No matter what, Evzones wear a typical and unique uniform which is worn on such occasions but not in combats. Evzones’s uniform is quite authentic. It consists of a traditional pleated kilt called foustanella with white britches, and pom-pom shoes. As a matter of fact, there are three main types of the uniform (the traditional Cretan Evzone dress, the Ponti Evzone uniform and of course, the traditional “pleated foustanella” style uniform), each of them having their own symbolic meaning. The first one belongs to Cretan soldiers and it represents Greek Islands. It doesn’t consist of a kilt but of dark blue trousers (probably, this is heritage from King Otto’s times). Then the Ponti Evzone uniform comes. Its design is made in order to honour all the Greeks who once lived in the Pontic Region which is in Turkey nowadays. And finally Evzones have their traditional “pleated foustanella” style uniform which we know so well.
If you need some peace and quietness, you might choose to spend some time in the National Gardens of Athens. They are about 16-hectare central park in the capital which is situated just behind the Hellenic Parliament building. Here you can practise turtle watching or you can just sit on a bench with a book in hands. There are plenty of attractions and playgrounds for children. You might visit the Botanical garden situated among the trees and alleys. Or you might just cross it from end to end reaching the 1878 neo-classical building of the Zappeion Congress and Conference Hall built by Theophil Freiherr von Hansen.

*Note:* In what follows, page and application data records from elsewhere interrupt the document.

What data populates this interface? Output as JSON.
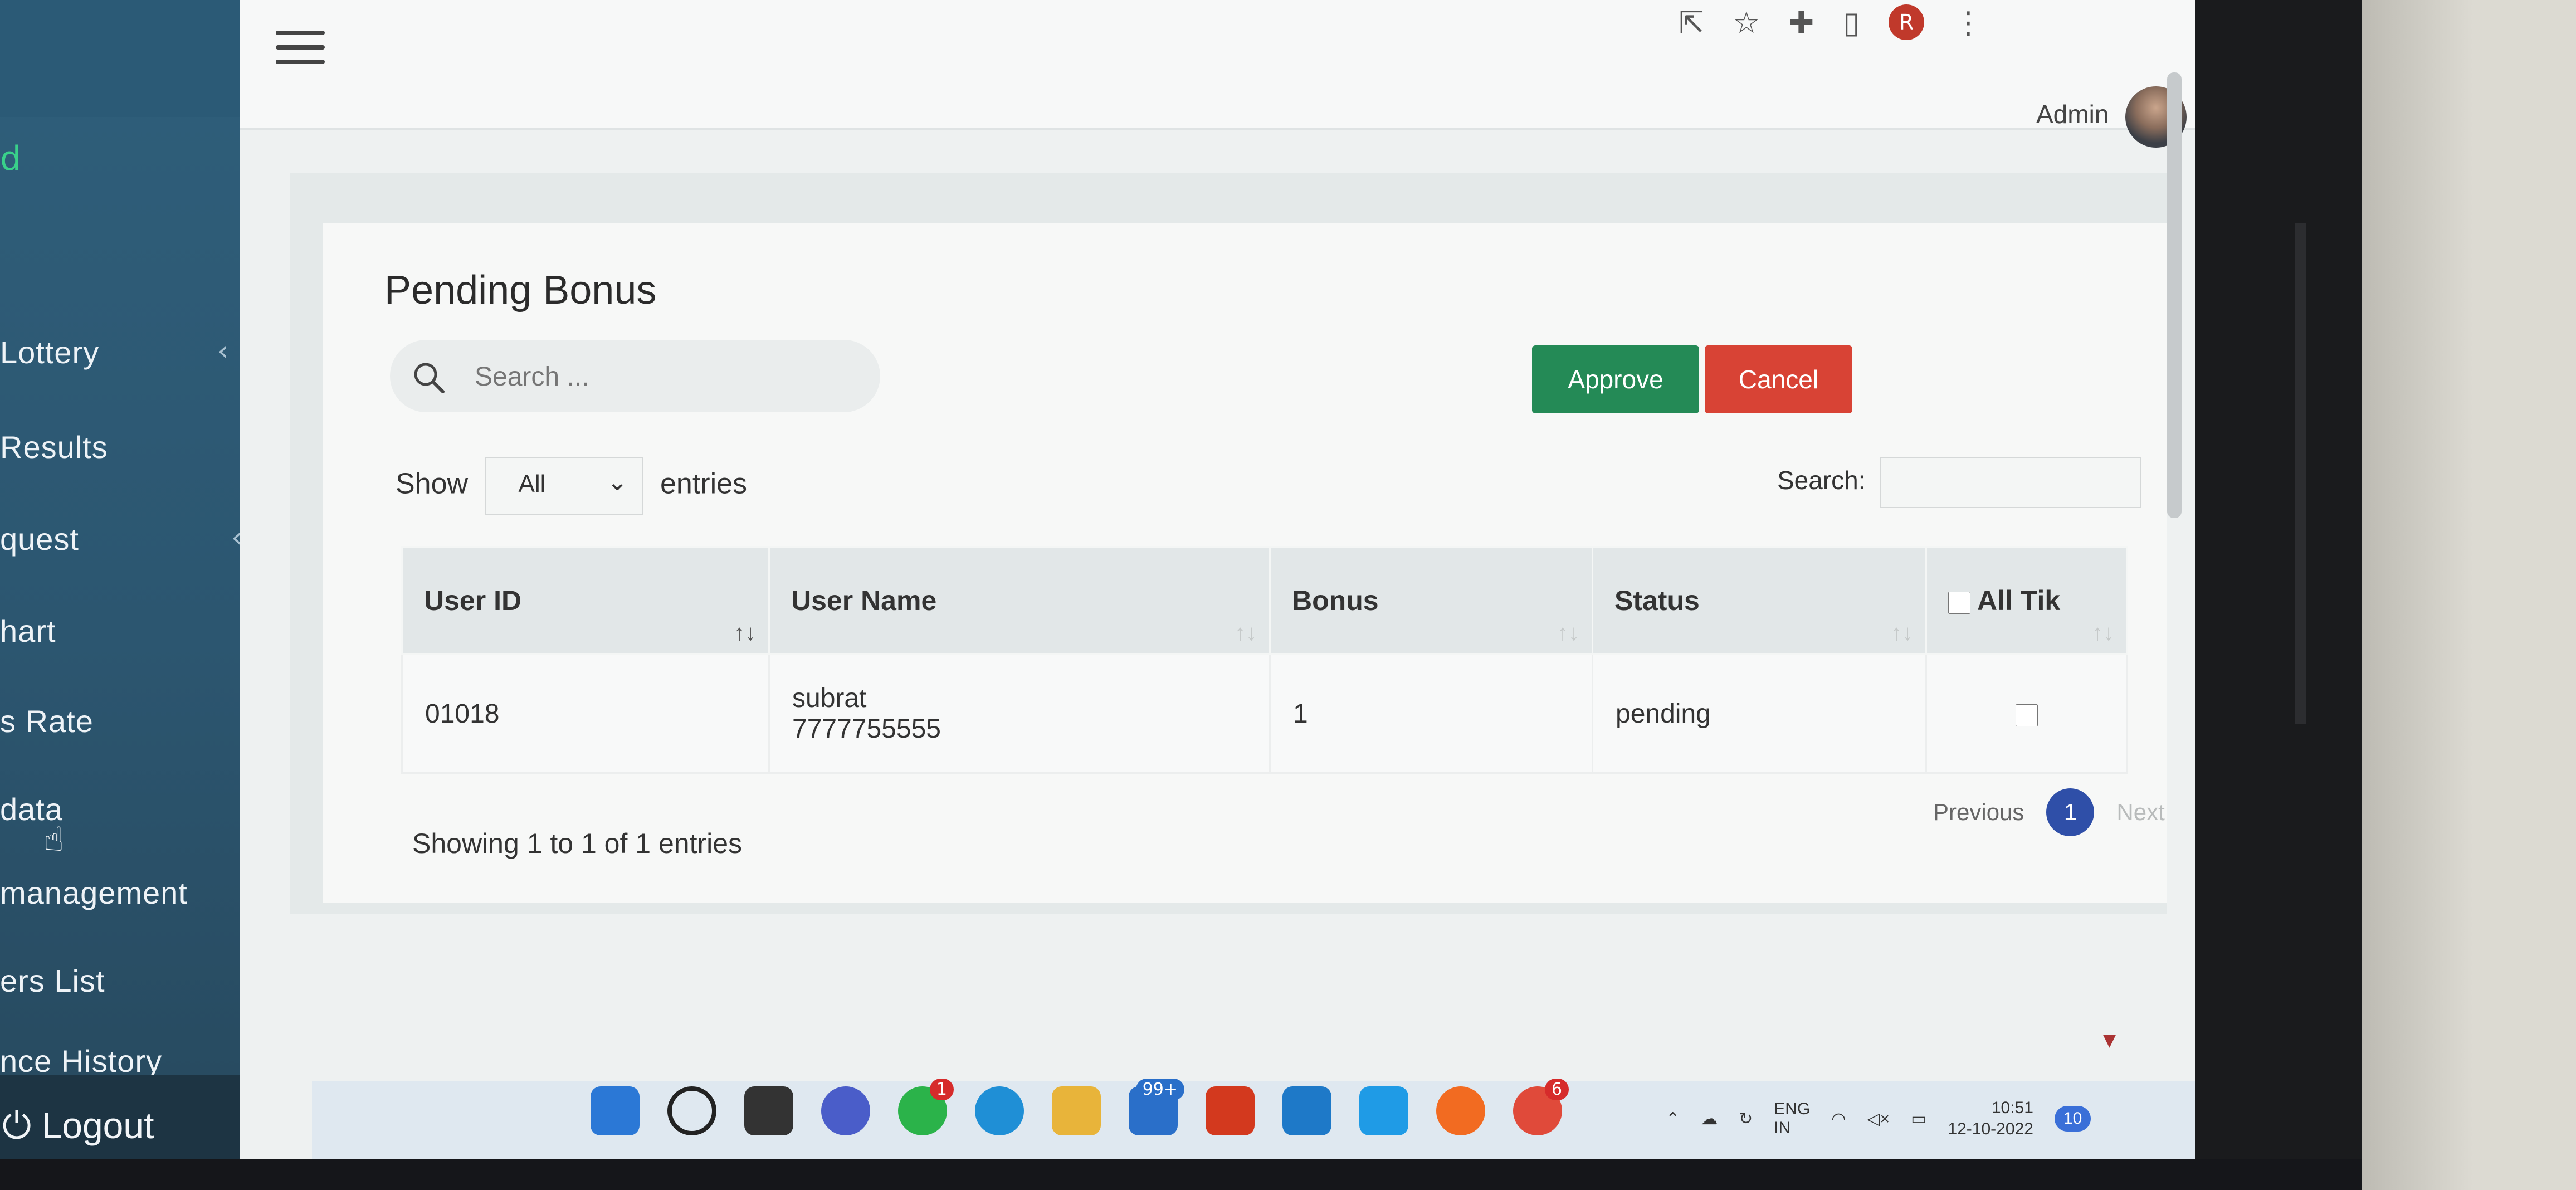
{
  "sidebar": {
    "items": [
      {
        "label": "Lottery",
        "has_submenu": true
      },
      {
        "label": "Results",
        "has_submenu": false
      },
      {
        "label": "quest",
        "has_submenu": true
      },
      {
        "label": "hart",
        "has_submenu": false
      },
      {
        "label": "s Rate",
        "has_submenu": false
      },
      {
        "label": "data",
        "has_submenu": false
      },
      {
        "label": "management",
        "has_submenu": true
      },
      {
        "label": "ers List",
        "has_submenu": false
      },
      {
        "label": "nce History",
        "has_submenu": false
      }
    ],
    "logout_label": "Logout",
    "submenu_icon": "chevron-left-icon",
    "logout_icon": "power-icon"
  },
  "browser": {
    "icons": [
      "share-icon",
      "star-icon",
      "extensions-icon",
      "sidebar-icon",
      "profile-icon",
      "more-icon"
    ],
    "profile_initial": "R"
  },
  "header": {
    "menu_icon": "hamburger-icon",
    "user_label": "Admin"
  },
  "page": {
    "title": "Pending Bonus",
    "search_placeholder": "Search ...",
    "approve_label": "Approve",
    "cancel_label": "Cancel",
    "show_label": "Show",
    "entries_label": "entries",
    "entries_value": "All",
    "table_search_label": "Search:"
  },
  "table": {
    "columns": [
      "User ID",
      "User Name",
      "Bonus",
      "Status",
      "All Tik"
    ],
    "rows": [
      {
        "user_id": "01018",
        "user_name": "subrat",
        "phone": "7777755555",
        "bonus": "1",
        "status": "pending",
        "checked": false
      }
    ],
    "info": "Showing 1 to 1 of 1 entries",
    "pagination": {
      "previous": "Previous",
      "current_page": "1",
      "next": "Next"
    }
  },
  "taskbar": {
    "icons": [
      "windows-icon",
      "search-icon",
      "taskview-icon",
      "chat-icon",
      "whatsapp-icon",
      "edge-icon",
      "folder-icon",
      "mail-icon",
      "office-icon",
      "vscode-icon",
      "skype-icon",
      "firefox-icon",
      "chrome-icon"
    ],
    "whatsapp_badge": "1",
    "mail_badge": "99+",
    "chrome_badge": "6",
    "language": "ENG",
    "region": "IN",
    "time": "10:51",
    "date": "12-10-2022",
    "notification_count": "10"
  },
  "colors": {
    "sidebar_bg": "#2c5670",
    "approve_bg": "#248a56",
    "cancel_bg": "#d84335",
    "page_active": "#2f4fa8"
  }
}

If you have already decided to go to your hotel which is situated at the second end of the historic triangle, take the subway again. The Syntagma underground station is, actually, the busiest transit hub in Athens. By the way, it’s not only a simple station where metro trains come and go. Nope. It serves as a museum as well. And do you know why? You are aware of the fact that the Hellenic capital was a host to the 2004 Olympics. In this connection, most of the city was excavated in the 90s of last century so that the subway could be extended. During those excavations, archeologists found hundreds of thousands of precious and priceless antique objects which are on display namely at the subway station. So, have a look at them while you are trying to catch next metro train which will bring you to ….
It’s always overcrowded with people. It’s a tradition for locals to go out into the square on Saturday evening.
They buy their Sunday’s newspapers from one of the numerous kiosks. Some of them review them in the nearby cafés while others just return home.
Monastiraki: Now let’s head to the last end of the historic triangle – Monastiraki. Here you can find crowds of people, numerous artisan and antique shops where you can buy souvenirs, clothes and postcards from Athens. Or just choose one of the restaurants to have dinner or cafés to drink a cup of coffee or tea here. Just a quick note here. The market of Monastiraki is really vivid and interesting on Sunday morning. So, if you are in the Hellenic capital on Sunday, I advise you not to miss it at any cost.
In the end, we are going to close the historic triangle of the city by taking one of the most expensive streets in Hellas and Europe alike. The Ermou Street is car-free and links Monastiraki to Syntagma. It’s full of international trade marks shops which are somehow like the ones in Paris and Milan. If you’re not a fan of doing the shopping, no worries… Just go along the pedestrian street and when you’re attracted by one of the numerous street performers, have a stop and enjoy their live performances.